The Italian team first trialled the unreleased bike at the Three Days of De Panne, where the team said that the riders apparently enjoyed the improved braking that the Shimano RS785 hydraulic disc brakes had to offer.
None of the other teams we spoke to were willing to confirm if they would be using disc brakes in the race, although we know that there are new disc brakes on the way from both Canyon and Giant, so look out to see if any Katusha, Movistar, or Giant-Alpecin are using discs on Sunday.
However one bike that we probably won’t see in the Tour of Flanders is the new Specialized S-Works Venge ViAS Disc. We’ve seen spy shots posted on Twitter by Etixx-Quick Step rider Fernando Gaviria of the unreleased bike, but there was no sign of it when the team mechanic were preparing the team’s bikes on the eve of the race.

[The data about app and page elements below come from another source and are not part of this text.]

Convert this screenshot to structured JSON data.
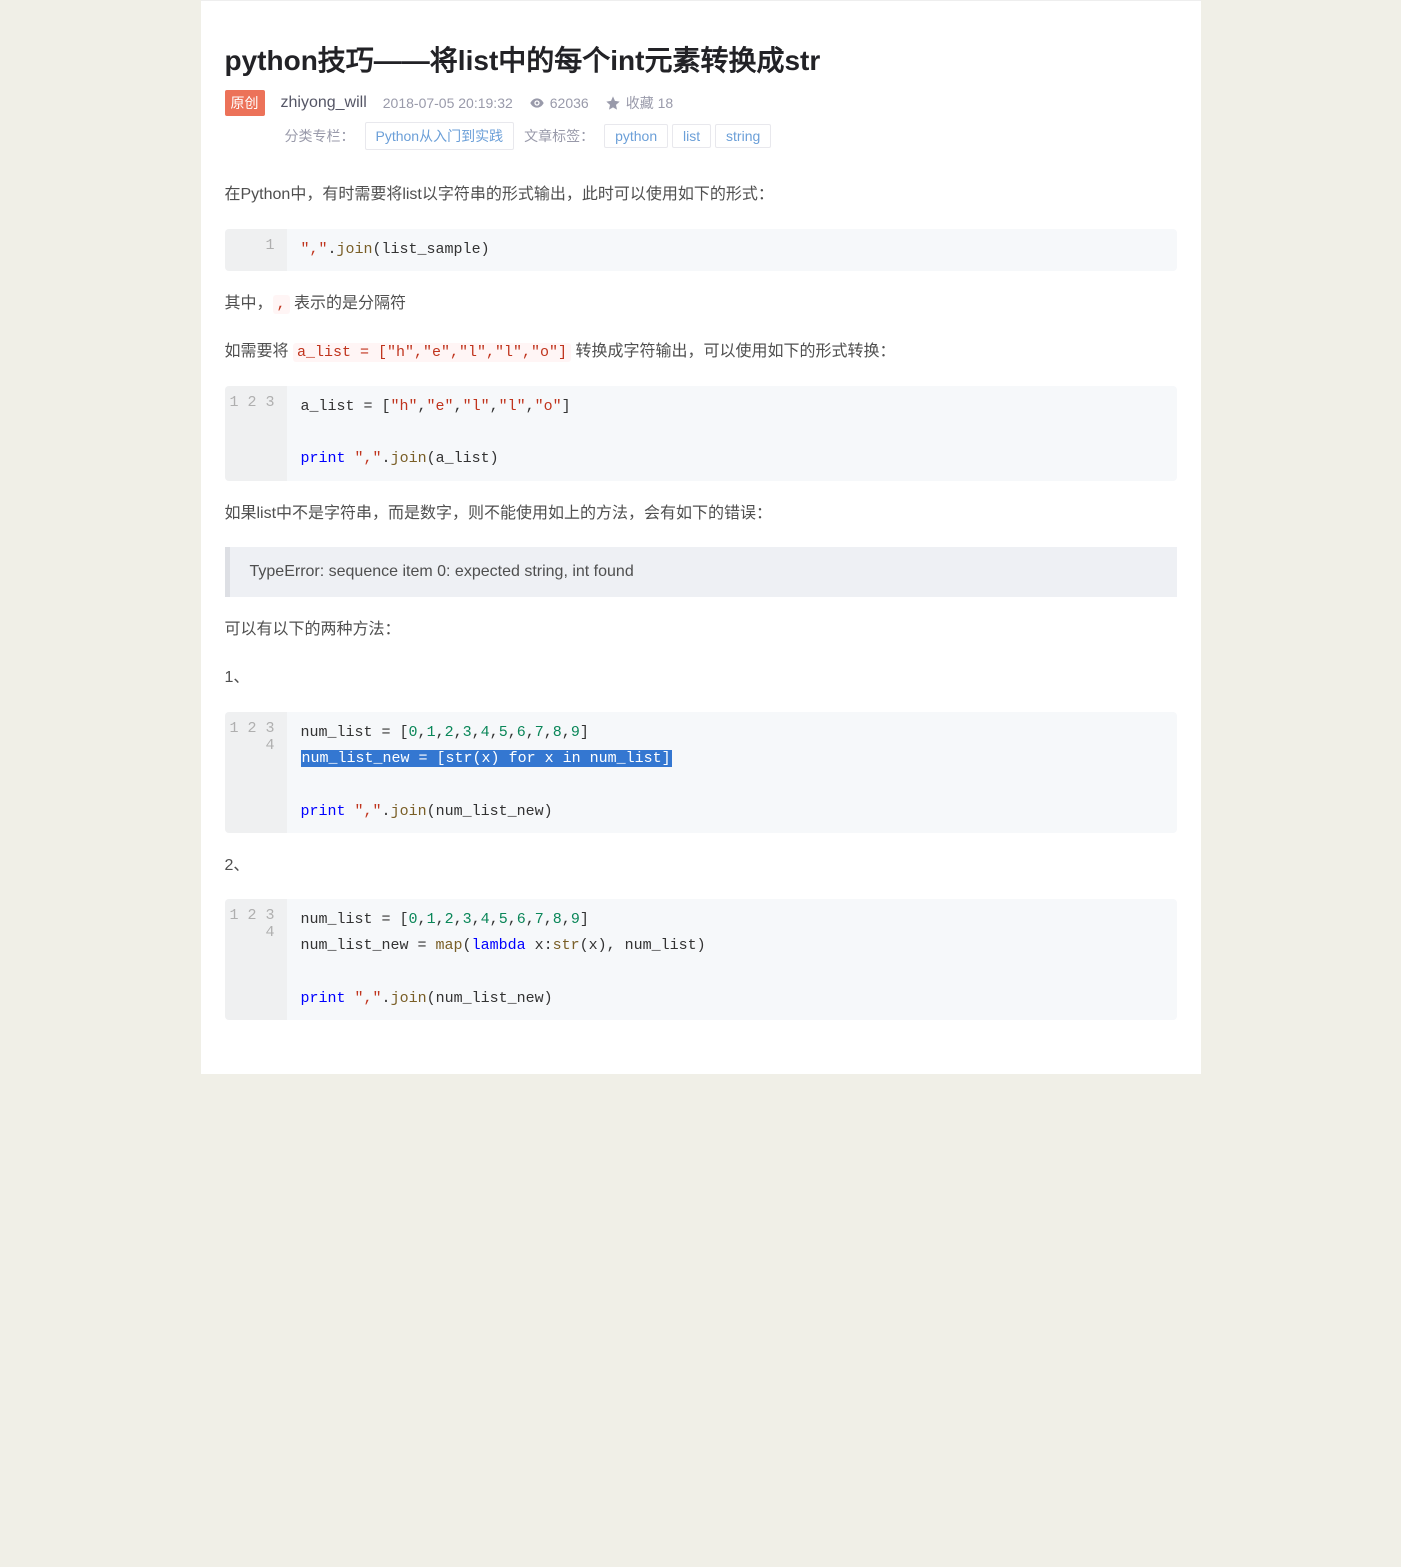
{
  "title": "python技巧——将list中的每个int元素转换成str",
  "badge_orig": "原创",
  "author": "zhiyong_will",
  "datetime": "2018-07-05 20:19:32",
  "views_label": "62036",
  "fav_label": "收藏 18",
  "category_label": "分类专栏：",
  "category_link": "Python从入门到实践",
  "tags_label": "文章标签：",
  "tags": [
    "python",
    "list",
    "string"
  ],
  "p1_a": "在Python中，有时需要将list以字符串的形式输出，此时可以使用如下的形式：",
  "p2_a": "其中，",
  "p2_code": ",",
  "p2_b": " 表示的是分隔符",
  "p3_a": "如需要将 ",
  "p3_code": "a_list = [\"h\",\"e\",\"l\",\"l\",\"o\"]",
  "p3_b": " 转换成字符输出，可以使用如下的形式转换：",
  "p4": "如果list中不是字符串，而是数字，则不能使用如上的方法，会有如下的错误：",
  "blockquote": "TypeError: sequence item 0: expected string, int found",
  "p5": "可以有以下的两种方法：",
  "p6": "1、",
  "p7": "2、",
  "code1": {
    "gutter": "1",
    "tokens": [
      {
        "t": "\",\"",
        "c": "tok-str"
      },
      {
        "t": ".",
        "c": "tok-punct"
      },
      {
        "t": "join",
        "c": "tok-fn"
      },
      {
        "t": "(list_sample)",
        "c": "tok-punct"
      }
    ]
  },
  "code2": {
    "gutter": "1\n2\n3",
    "lines": [
      [
        {
          "t": "a_list = [",
          "c": "tok-punct"
        },
        {
          "t": "\"h\"",
          "c": "tok-str"
        },
        {
          "t": ",",
          "c": "tok-punct"
        },
        {
          "t": "\"e\"",
          "c": "tok-str"
        },
        {
          "t": ",",
          "c": "tok-punct"
        },
        {
          "t": "\"l\"",
          "c": "tok-str"
        },
        {
          "t": ",",
          "c": "tok-punct"
        },
        {
          "t": "\"l\"",
          "c": "tok-str"
        },
        {
          "t": ",",
          "c": "tok-punct"
        },
        {
          "t": "\"o\"",
          "c": "tok-str"
        },
        {
          "t": "]",
          "c": "tok-punct"
        }
      ],
      [
        {
          "t": "",
          "c": ""
        }
      ],
      [
        {
          "t": "print",
          "c": "tok-kw"
        },
        {
          "t": " ",
          "c": ""
        },
        {
          "t": "\",\"",
          "c": "tok-str"
        },
        {
          "t": ".",
          "c": "tok-punct"
        },
        {
          "t": "join",
          "c": "tok-fn"
        },
        {
          "t": "(a_list)",
          "c": "tok-punct"
        }
      ]
    ]
  },
  "code3": {
    "gutter": "1\n2\n3\n4",
    "lines": [
      [
        {
          "t": "num_list = [",
          "c": "tok-punct"
        },
        {
          "t": "0",
          "c": "tok-num"
        },
        {
          "t": ",",
          "c": "tok-punct"
        },
        {
          "t": "1",
          "c": "tok-num"
        },
        {
          "t": ",",
          "c": "tok-punct"
        },
        {
          "t": "2",
          "c": "tok-num"
        },
        {
          "t": ",",
          "c": "tok-punct"
        },
        {
          "t": "3",
          "c": "tok-num"
        },
        {
          "t": ",",
          "c": "tok-punct"
        },
        {
          "t": "4",
          "c": "tok-num"
        },
        {
          "t": ",",
          "c": "tok-punct"
        },
        {
          "t": "5",
          "c": "tok-num"
        },
        {
          "t": ",",
          "c": "tok-punct"
        },
        {
          "t": "6",
          "c": "tok-num"
        },
        {
          "t": ",",
          "c": "tok-punct"
        },
        {
          "t": "7",
          "c": "tok-num"
        },
        {
          "t": ",",
          "c": "tok-punct"
        },
        {
          "t": "8",
          "c": "tok-num"
        },
        {
          "t": ",",
          "c": "tok-punct"
        },
        {
          "t": "9",
          "c": "tok-num"
        },
        {
          "t": "]",
          "c": "tok-punct"
        }
      ],
      [
        {
          "sel": true,
          "tokens": [
            {
              "t": "num_list_new = [",
              "c": "tok-punct"
            },
            {
              "t": "str",
              "c": "tok-fn"
            },
            {
              "t": "(x) ",
              "c": "tok-punct"
            },
            {
              "t": "for",
              "c": "tok-kw"
            },
            {
              "t": " x ",
              "c": "tok-punct"
            },
            {
              "t": "in",
              "c": "tok-kw"
            },
            {
              "t": " num_list]",
              "c": "tok-punct"
            }
          ]
        }
      ],
      [
        {
          "t": "",
          "c": ""
        }
      ],
      [
        {
          "t": "print",
          "c": "tok-kw"
        },
        {
          "t": " ",
          "c": ""
        },
        {
          "t": "\",\"",
          "c": "tok-str"
        },
        {
          "t": ".",
          "c": "tok-punct"
        },
        {
          "t": "join",
          "c": "tok-fn"
        },
        {
          "t": "(num_list_new)",
          "c": "tok-punct"
        }
      ]
    ]
  },
  "code4": {
    "gutter": "1\n2\n3\n4",
    "lines": [
      [
        {
          "t": "num_list = [",
          "c": "tok-punct"
        },
        {
          "t": "0",
          "c": "tok-num"
        },
        {
          "t": ",",
          "c": "tok-punct"
        },
        {
          "t": "1",
          "c": "tok-num"
        },
        {
          "t": ",",
          "c": "tok-punct"
        },
        {
          "t": "2",
          "c": "tok-num"
        },
        {
          "t": ",",
          "c": "tok-punct"
        },
        {
          "t": "3",
          "c": "tok-num"
        },
        {
          "t": ",",
          "c": "tok-punct"
        },
        {
          "t": "4",
          "c": "tok-num"
        },
        {
          "t": ",",
          "c": "tok-punct"
        },
        {
          "t": "5",
          "c": "tok-num"
        },
        {
          "t": ",",
          "c": "tok-punct"
        },
        {
          "t": "6",
          "c": "tok-num"
        },
        {
          "t": ",",
          "c": "tok-punct"
        },
        {
          "t": "7",
          "c": "tok-num"
        },
        {
          "t": ",",
          "c": "tok-punct"
        },
        {
          "t": "8",
          "c": "tok-num"
        },
        {
          "t": ",",
          "c": "tok-punct"
        },
        {
          "t": "9",
          "c": "tok-num"
        },
        {
          "t": "]",
          "c": "tok-punct"
        }
      ],
      [
        {
          "t": "num_list_new = ",
          "c": "tok-punct"
        },
        {
          "t": "map",
          "c": "tok-fn"
        },
        {
          "t": "(",
          "c": "tok-punct"
        },
        {
          "t": "lambda",
          "c": "tok-kw"
        },
        {
          "t": " x:",
          "c": "tok-punct"
        },
        {
          "t": "str",
          "c": "tok-fn"
        },
        {
          "t": "(x), num_list)",
          "c": "tok-punct"
        }
      ],
      [
        {
          "t": "",
          "c": ""
        }
      ],
      [
        {
          "t": "print",
          "c": "tok-kw"
        },
        {
          "t": " ",
          "c": ""
        },
        {
          "t": "\",\"",
          "c": "tok-str"
        },
        {
          "t": ".",
          "c": "tok-punct"
        },
        {
          "t": "join",
          "c": "tok-fn"
        },
        {
          "t": "(num_list_new)",
          "c": "tok-punct"
        }
      ]
    ]
  }
}
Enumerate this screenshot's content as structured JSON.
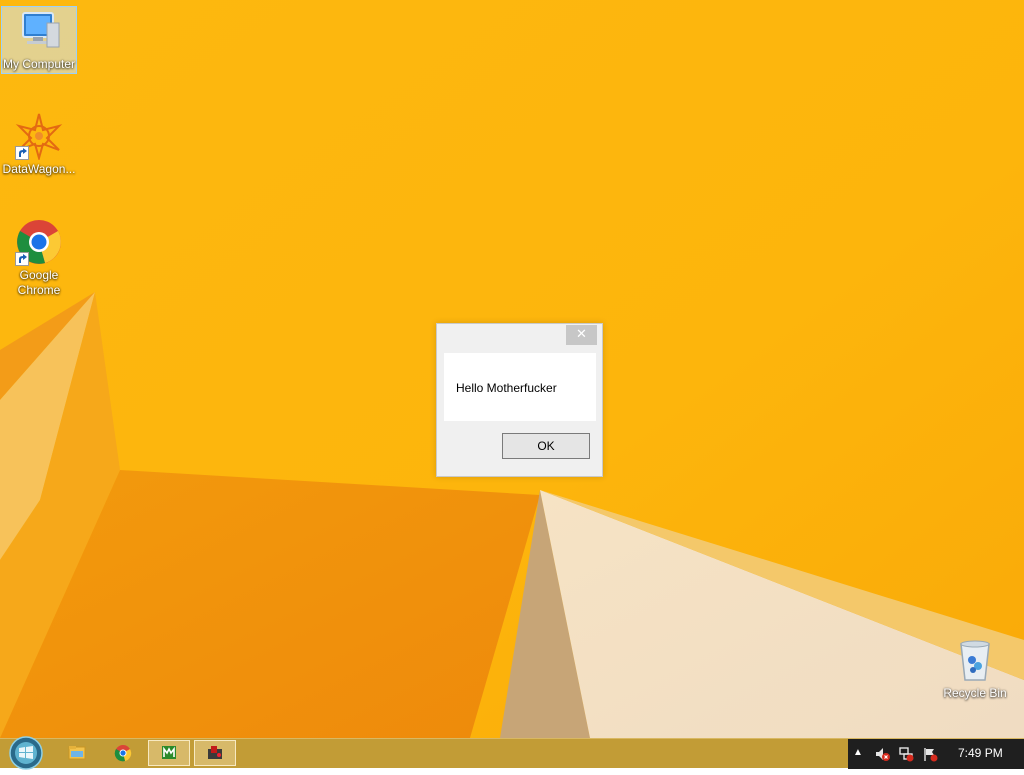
{
  "desktop": {
    "icons": [
      {
        "label": "My Computer",
        "icon": "computer-icon"
      },
      {
        "label": "DataWagon...",
        "icon": "datawagon-icon"
      },
      {
        "label": "Google Chrome",
        "icon": "chrome-icon"
      },
      {
        "label": "Recycle Bin",
        "icon": "recycle-bin-icon"
      }
    ]
  },
  "dialog": {
    "message": "Hello Motherfucker",
    "ok_label": "OK",
    "close_glyph": "✕"
  },
  "taskbar": {
    "start_icon": "windows-orb-icon",
    "pinned": [
      {
        "name": "file-explorer",
        "icon": "folder-icon"
      },
      {
        "name": "chrome",
        "icon": "chrome-icon"
      },
      {
        "name": "app-green",
        "icon": "green-app-icon"
      },
      {
        "name": "app-red",
        "icon": "red-app-icon"
      }
    ],
    "tray": {
      "chevron": "▲",
      "clock": "7:49 PM"
    }
  },
  "colors": {
    "wallpaper_primary": "#fbb40c",
    "wallpaper_dark": "#f08a0a",
    "taskbar": "#c29c36",
    "tray_bg": "#1f1f1f"
  }
}
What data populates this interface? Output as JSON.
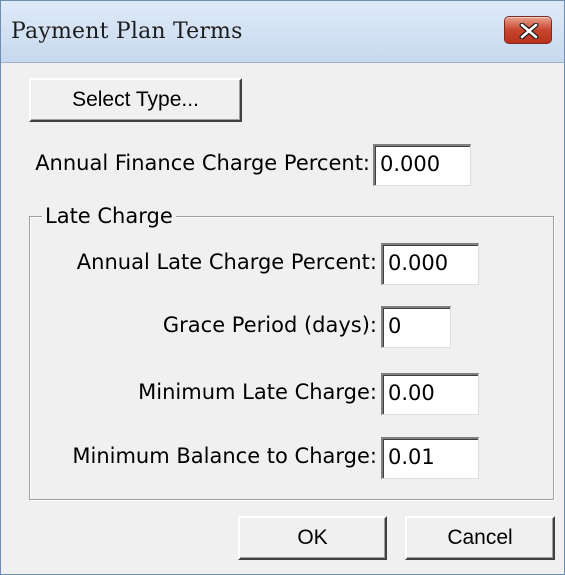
{
  "window": {
    "title": "Payment Plan Terms"
  },
  "buttons": {
    "select_type": "Select Type...",
    "ok": "OK",
    "cancel": "Cancel"
  },
  "finance": {
    "label": "Annual Finance Charge Percent:",
    "value": "0.000"
  },
  "late_charge": {
    "group_label": "Late Charge",
    "annual_percent_label": "Annual Late Charge Percent:",
    "annual_percent_value": "0.000",
    "grace_period_label": "Grace Period (days):",
    "grace_period_value": "0",
    "minimum_charge_label": "Minimum Late Charge:",
    "minimum_charge_value": "0.00",
    "minimum_balance_label": "Minimum Balance to Charge:",
    "minimum_balance_value": "0.01"
  },
  "icons": {
    "close": "close-icon"
  },
  "colors": {
    "close_button": "#c9452d",
    "titlebar": "#c7d9ef",
    "dialog_background": "#f0f0f0"
  }
}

Watch: your essential guide to the Tour of Flanders
This is the first full season that disc brakes have been allowed in all UCI races, but teams have so far been reluctant to use the new technology. Dutch pro continental outfit Roompot-Oranje Peloton stated at the start of the season that they would be using disc brakes in all races this year, but many of their riders have now switched back to rim brakes due to “technical issues”.
Up close with the Merida Scultura Disc
This was the first time we’ve seen the Merida Scultura Disc out in the wild, and although Merida is not yet willing to give any details about the design of the frame itself, there are a number of things that are noticeable to the naked eye.
First off, the fork has been completely redesigned. This was necessary in order for the carbon to be able to cope with the asymmetric torque that disc brakes create, but the fork arms also look to be considerably more bowed than those on the rim brake Scultura that was released last year. We assume this is to improve front end comfort and to allow for greater tyre clearance (Lampre-Merida’s bike were equipped with wide 28mm Continental Pro Ltd tubular tyres ahead of the cobbles of the Tour of Flanders).
Such a major redesign doesn’t seem to have been needed at the rear. Merida had already done away with the brake bridges on last year’s Scultura by positioning the rear brake callipers underneath the bottom bracket, and looks to have mounted the rear disc brake caliper on the new bike on a metal brace that is placed around the chainstays, rather than screwing the caliper into the frame itself.
The other talking point is that the new Merida Scultura Disc will use R.A.T. (Rapid Axle Technology) thru axles, a technology which has previously only been used by Focus. Unlike normal thru axles, which have to be screwed into the fork, this design means that the skewers are pre-tensioned, with only a quarter turn needed to secure them in place. According to Focus, this means that wheel changes take roughly the same time as if the bike had a standard quick release system.
Lampre Merida’s bikes were also equipped with an unreleased disc brake version of Fulcrum’s Speed 40T wheels and the new Rotor 2INpower power meter. The bikes were also fitted with wider tyres, steel Elite bottle cages, and double-wrapped Prologo bar tape to help riders cope with the demands of racing over cobbles.